The Reason A Dirty Air Fryer Can Be Dangerous

If you're a home cook with any level of expertise, from the casual snack maker to the multi-course-producing chef, you've likely encountered the extremely popular air fryer. Since its initial release by Philips in 2010 (via New Atlas), this handy dandy kitchen appliance has been revolutionizing meal times to the tune of impossibly crispy air fryer french fries and stuffed chicken breast that cooks in less than 30 minutes.

We can thank Dutch inventor Fred van der Weij for coming up with this device, according to New York Times. Mr. Van der Weij faced the same problem as many of us — trying to achieve crispy, but not dried out, french fries without using a deep fryer. Following his dissatisfaction with other cooking methods, he began to develop the fast-cooking, fat-reducing, dare we say life-changing air fryer. And we're glad he did! According to the NPD Group, in 2020 and 2021, air fryer sales have reached a whopping 25.6 million units sold in the United States alone.

The convenience of the air fryer is pretty stellar, but it won't last forever if you're not willing to put in the proper care. Cleaning your air fryer between uses is nothing short of essential. Good Housekeeping warns that a dirty air fryer can really start to smell and may even begin smoking, but it can also be dangerous to your health.

Increased risk of foodborne illness and cross-contamination

You probably don't clean your microwave or oven after every use, so it's understandable that neglecting to wipe out your air fryer sounds like no big deal. Unfortunately, according to Jackie Newgent, RDN, CDN, allowing your air fryer to become dirty means you're creating an environment for foodborne illnesses to develop (via Livestrong).

For example, let's say you cooked a salmonella-infected piece of chicken in your air fryer, but it's slightly undercooked and unsafe to eat. The air fryer wouldn't have killed all of the bacteria, and the salmonella could still infect another food item, or yourself. Most salmonella can remain infectious for up to 32 hours on a dry surface (via USDA). The same goes for E. coli, which can, according to Cleveland Clinic, survive for even longer outside of the body. Properly cleaning your air fryer can eliminate the threat of infectious bacteria spreading to your foods and yourself.

Cross contamination is another issue that can arise from a dirty air fryer.
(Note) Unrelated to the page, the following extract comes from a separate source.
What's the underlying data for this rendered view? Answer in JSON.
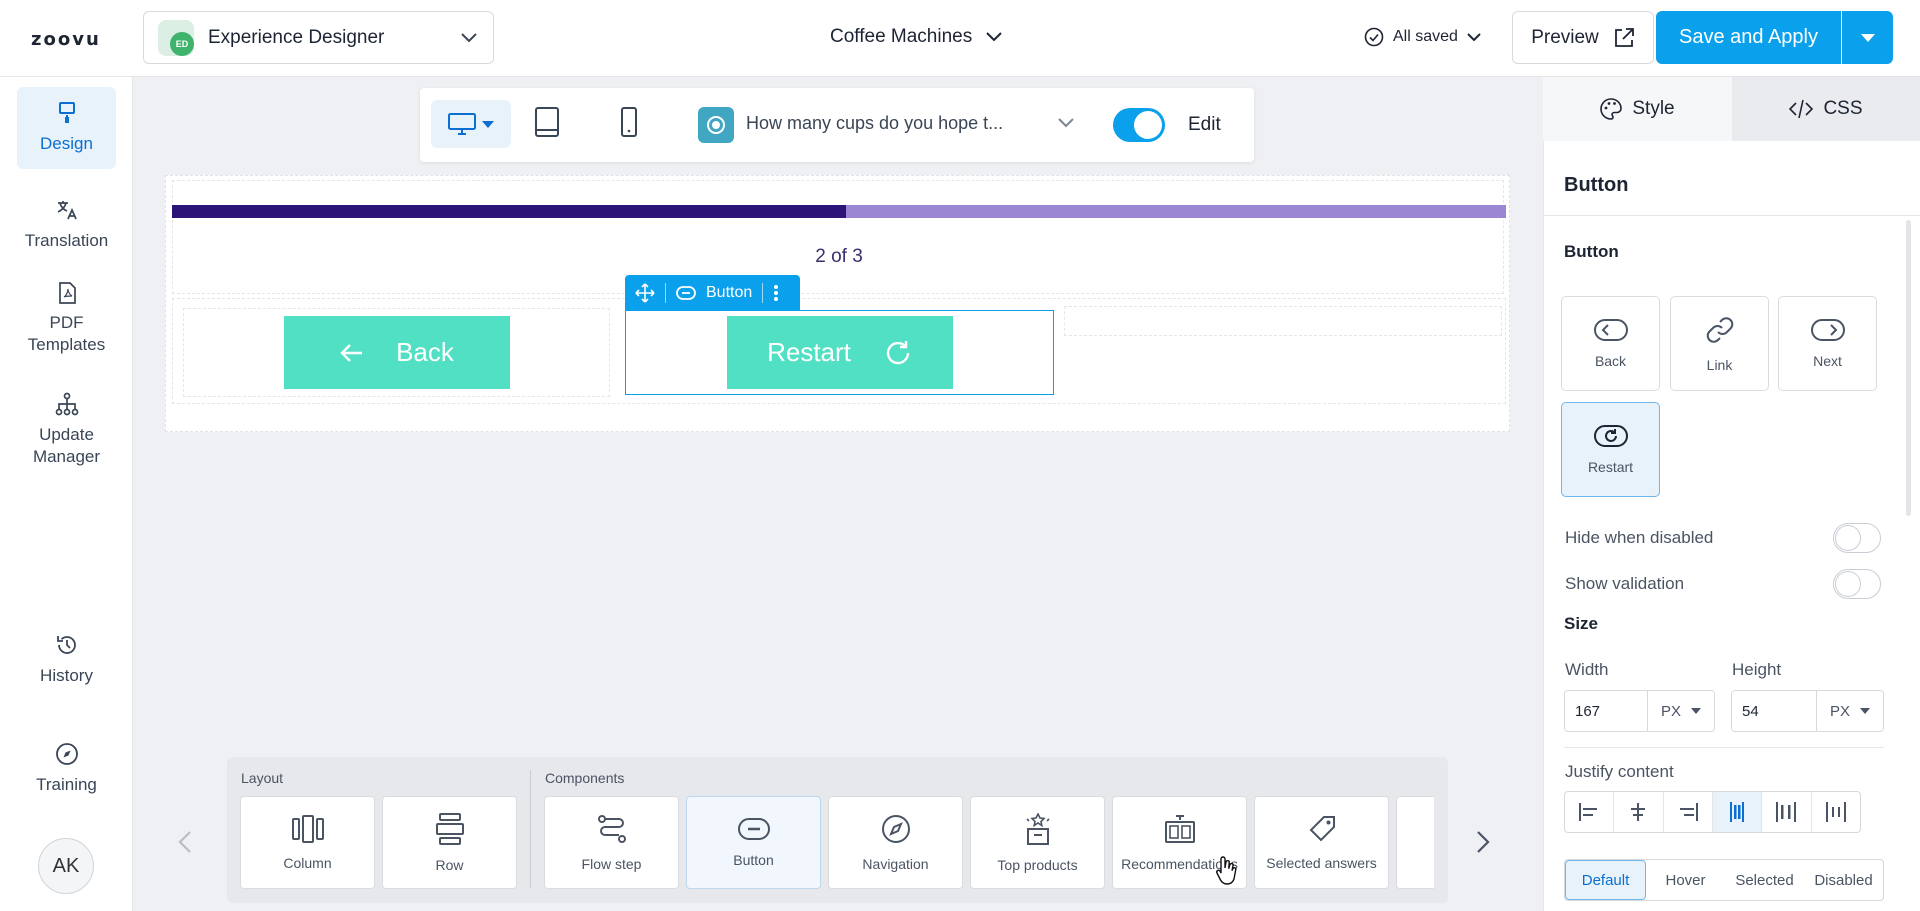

Given the nature of the air fryer's convection-style cooking, special consideration is necessary when preparing meals for people with food allergies. However, cleaning your air fryer thoroughly enough to eliminate all traces of the previous foods can be very difficult. According to the Gluten Intolerance Group, gluten-sensitive people should use a separate air fryer for gluten-free food to avoid the risk of cross-contamination with gluten-containing foods. Execute the same precautions with other food allergies as well.

How to clean your air fryer

So what's the best way to wash all the junk out of your air fryer? First, the Kitchn recommends you unplug your device, then use a damp cloth to wipe the outside of the air fryer before getting to the messy inside. After you wipe out the inside, you can pop the air fryer basket in your dishwasher or let it soak in hot and soapy water in your sink to loosen up any leftover food debris. Take a non-abrasive sponge to any surfaces with remaining splatter, and rinse all parts well after. 

You can either use a clean cloth to dry the freshly cleaned parts or return your air fryer basket to your kitchen counter to air dry, so it's ready for the next time you want to use it. Regularly cleaning your air fryer only takes a few minutes of your time, but it can help keep your air fryer and your body happy for years to come.